The Amtrak signs, like the London Underground, caution travelers to watch their step when boarding and leaving the train, and to carefully walk over the slight space between the train and platform.

Noticing these signs, I thought that as we travel through our own life’s journeys, we need caution specifically when we are going on a new path. When we comfortably travel in one direction, the gaps aren’t so obvious. It’s when we take a different track or when we leave one to examine another that we need to heed the gaps that can cause us to fall. As we embark and disembark, we are presented with new choices, each with potential slip-ups and possible falls.

On the Jewish calendar, we are now on a spiritual journey from Passover to Shavuot, a 49-day methodical process of self-refinement within the human psyche. Each week, we examine a new character trait that needs spiritual and emotional refinement. Each day within that week, we focus on all the different aspects of that trait. In our first week, for example, we tackle chesed (lovingkindness); in the second week, gevurah (discipline); and so on.

As we travel through each of the days of the week, we concentrate on refining this trait in our lives by exploring its parameters and boundaries. And as we begin our travels each week—as we venture to new directions in our quest for self-improvement—we need to mind the gaps and watch out for the possible stumbles in finding the proper expression of each trait.

It’s only in shifting directions and tackling new possibilities that we reach our ultimate destinations.

Wishing you a wonderful week!

Chana Weisberg

Editor, TJW

Chana Weisberg is the editor of TheJewishWoman.org. She lectures internationally on issues relating to women, relationships, meaning, self-esteem and the Jewish soul. She is the author of six books. Her latest book, Shabbat Delights, is a two-volume series on the weekly Torah portion.
Often we need a break from our daily routine. A pause from life to help us appreciate life.

A little pat on the back to let us know when we're on track. A word of encouragement to help us through those bleak moments and difficult days.

Sometimes, we just yearn for some friendship and camaraderie, someone to share our heart with. And sometimes we need a little direction from someone who's been there.

So, take a short pause from the busyness of your day and join Chana Weisberg for a cup of coffee.

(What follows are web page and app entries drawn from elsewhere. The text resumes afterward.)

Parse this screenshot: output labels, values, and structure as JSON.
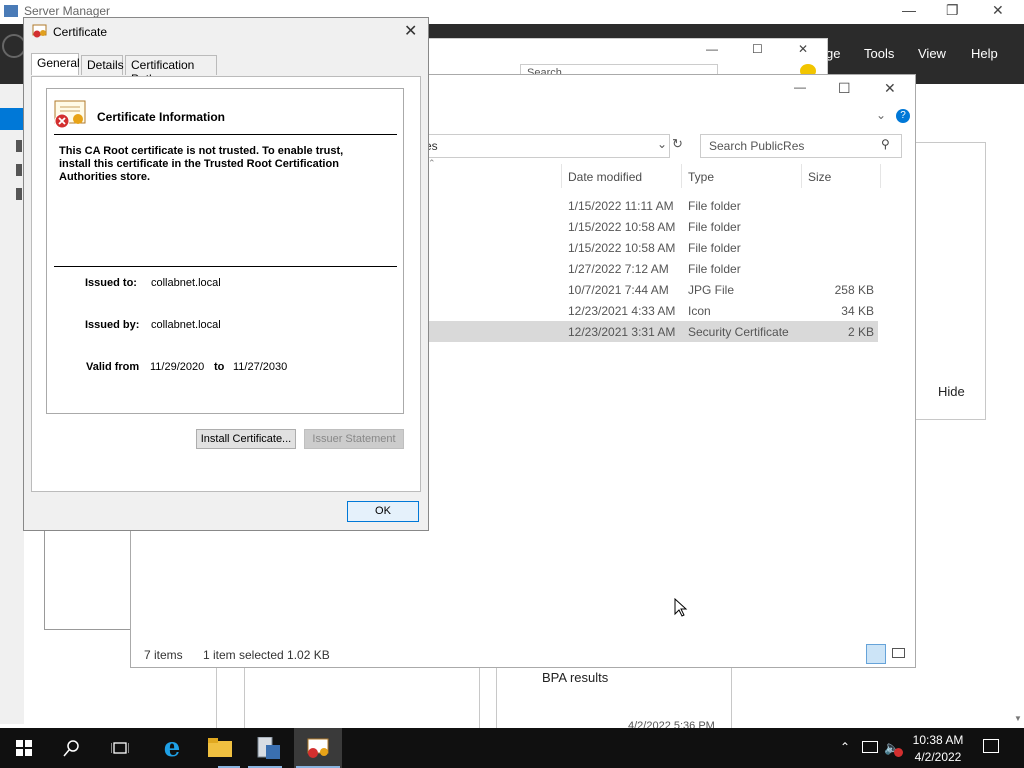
{
  "server_manager": {
    "title": "Server Manager",
    "menu": {
      "manage_partial": "ge",
      "tools": "Tools",
      "view": "View",
      "help": "Help"
    },
    "hide_label": "Hide",
    "bpa_label": "BPA results",
    "bpa_date_partial": "4/2/2022 5:36 PM"
  },
  "explorer": {
    "search_placeholder": "Search PublicRes",
    "back_search": "Search",
    "address_partial": "es",
    "columns": {
      "date": "Date modified",
      "type": "Type",
      "size": "Size"
    },
    "rows": [
      {
        "date": "1/15/2022 11:11 AM",
        "type": "File folder",
        "size": ""
      },
      {
        "date": "1/15/2022 10:58 AM",
        "type": "File folder",
        "size": ""
      },
      {
        "date": "1/15/2022 10:58 AM",
        "type": "File folder",
        "size": ""
      },
      {
        "date": "1/27/2022 7:12 AM",
        "type": "File folder",
        "size": ""
      },
      {
        "date": "10/7/2021 7:44 AM",
        "type": "JPG File",
        "size": "258 KB"
      },
      {
        "date": "12/23/2021 4:33 AM",
        "type": "Icon",
        "size": "34 KB"
      },
      {
        "date": "12/23/2021 3:31 AM",
        "type": "Security Certificate",
        "size": "2 KB"
      }
    ],
    "status": {
      "items": "7 items",
      "selected": "1 item selected  1.02 KB"
    }
  },
  "certificate": {
    "title": "Certificate",
    "tabs": [
      "General",
      "Details",
      "Certification Path"
    ],
    "info_heading": "Certificate Information",
    "warning_line1": "This CA Root certificate is not trusted. To enable trust,",
    "warning_line2": "install this certificate in the Trusted Root Certification",
    "warning_line3": "Authorities store.",
    "issued_to_label": "Issued to:",
    "issued_to": "collabnet.local",
    "issued_by_label": "Issued by:",
    "issued_by": "collabnet.local",
    "valid_from_label": "Valid from",
    "valid_from": "11/29/2020",
    "to_label": "to",
    "valid_to": "11/27/2030",
    "install_button": "Install Certificate...",
    "issuer_button": "Issuer Statement",
    "ok_button": "OK"
  },
  "taskbar": {
    "time": "10:38 AM",
    "date": "4/2/2022"
  },
  "colors": {
    "accent": "#0078d7",
    "dark_header": "#2b2b2b",
    "taskbar": "#101010"
  }
}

Chana Weisberg is the editor of TheJewishWoman.org. She lectures internationally on issues relating to women, relationships, meaning, self-esteem and the Jewish soul. She is the author of six books. Her latest book, Shabbat Delights, is a two-volume series on the weekly Torah portion.
Recent Posts
Blog Archive